Electricity has yet to reach many of the households in Africa and South Asia. Extending the grid to the most rural regions requires high levels of investment that are often hard to come about. Solar power serves as a decentralized solution to the problem of energy poverty, and is slowly diffusing throughout rural Africa and rural South Asia. However, tight household budget constraints, poor product quality and little local expertise in photovoltaic technologies stand in the way of faster adoption. Another barrier might be found in how individuals tend to place higher trust on the recommendation from their friends and relatives who have experienced a new product, as opposed to if the recommendation came from a person with higher hierarchical power or external to the village. This project is an attempt to better understand the effects of social networks on the diffusion and adoption of new technologies. In particular, we investigate if having friends or relative that had a chance to experience solar lanterns for their personal use increases an individual's willingness to pay for a solar lantern.
Background and motivation
There is a well-established body of literature in mainstream economics which models the crucial role of social learning in diffusion of new technology and brining economic growth in an endogenous technological set-up. The theory has in recent years been extended to understand the feature of technological innovation and diffusion in agriculture in developing countries. Using carefully constructed empirical strategies, this strand of literature identifies the impact of social networks in promoting social learning and adoption of new technologies in rural areas of developing countries.
One limitation of these earlier studies is the assumption of “passive learning”, a situation where people learn about new technologies from their peers without cost which let them learn about the viability of the new technology. In view of this, Yishay and Mobarak, design a randomized field experiment in 2014 and document that provision of incentives to disseminators of information about the new technology significantly affects the power of social networks. As a result, these authors argue that incentivizing dissemination of information about new technologies within social networks in developing countries would have significant productivity impact.

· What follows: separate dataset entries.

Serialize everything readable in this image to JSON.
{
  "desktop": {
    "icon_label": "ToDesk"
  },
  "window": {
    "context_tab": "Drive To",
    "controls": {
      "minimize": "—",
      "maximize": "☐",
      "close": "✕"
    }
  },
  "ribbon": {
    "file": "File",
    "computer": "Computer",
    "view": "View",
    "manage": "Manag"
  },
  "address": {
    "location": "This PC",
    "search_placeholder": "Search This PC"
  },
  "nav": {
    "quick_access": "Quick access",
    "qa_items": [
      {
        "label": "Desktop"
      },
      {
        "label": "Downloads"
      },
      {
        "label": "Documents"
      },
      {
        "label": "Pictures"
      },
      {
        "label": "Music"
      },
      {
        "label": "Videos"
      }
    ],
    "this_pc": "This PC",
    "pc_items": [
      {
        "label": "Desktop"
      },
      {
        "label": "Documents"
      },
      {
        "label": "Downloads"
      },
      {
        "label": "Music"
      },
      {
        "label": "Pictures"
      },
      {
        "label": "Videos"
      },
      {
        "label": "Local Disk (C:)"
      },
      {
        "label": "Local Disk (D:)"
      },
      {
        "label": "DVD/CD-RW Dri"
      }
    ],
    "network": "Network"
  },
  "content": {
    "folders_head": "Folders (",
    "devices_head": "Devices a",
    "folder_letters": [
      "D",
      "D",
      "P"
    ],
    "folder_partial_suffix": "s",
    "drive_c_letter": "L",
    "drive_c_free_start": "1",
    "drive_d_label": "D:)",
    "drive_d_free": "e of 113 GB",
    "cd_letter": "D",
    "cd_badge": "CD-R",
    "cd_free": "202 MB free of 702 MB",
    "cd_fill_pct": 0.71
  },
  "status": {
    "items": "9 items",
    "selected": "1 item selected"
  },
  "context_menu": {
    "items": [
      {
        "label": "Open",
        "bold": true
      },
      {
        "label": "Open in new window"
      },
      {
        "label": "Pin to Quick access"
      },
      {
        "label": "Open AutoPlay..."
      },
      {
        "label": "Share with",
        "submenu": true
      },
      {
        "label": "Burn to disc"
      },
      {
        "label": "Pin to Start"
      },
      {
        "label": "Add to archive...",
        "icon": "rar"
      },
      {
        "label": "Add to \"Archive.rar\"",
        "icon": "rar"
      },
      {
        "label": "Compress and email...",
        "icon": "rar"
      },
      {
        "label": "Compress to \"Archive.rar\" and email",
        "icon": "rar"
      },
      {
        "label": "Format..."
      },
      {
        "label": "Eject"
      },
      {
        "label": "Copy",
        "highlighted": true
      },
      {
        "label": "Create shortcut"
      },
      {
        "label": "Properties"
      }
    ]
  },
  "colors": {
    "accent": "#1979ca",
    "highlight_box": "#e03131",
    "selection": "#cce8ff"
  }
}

In this project, we build on the experiment by Yishay and Mobarak and implement a randomized controlled evaluation of the impact of social networks on diffusion and willingness-to-pay for low-cost and effective solar lanterns in rural India. The contributions are two-fold: First we would like to understand if the role of incentivized social network on adoption and willingness-to-pay of a new technology would differ based on the gender of the information communicator. There is well-documented evidence on gender difference in behavior and economic decision in both developed and developing countries. It would therefore be important to understand if gender difference could affect the degree of information spill-over regarding new technologies. Second, unlike most studies in the literature which consider adoption of new agricultural technologies, we consider diffusion of simple and inexpensive solar lamps which do not take time to observe and are not sensitive to local conditions.
Theme 1: Individual behaviour, cooperation and trust.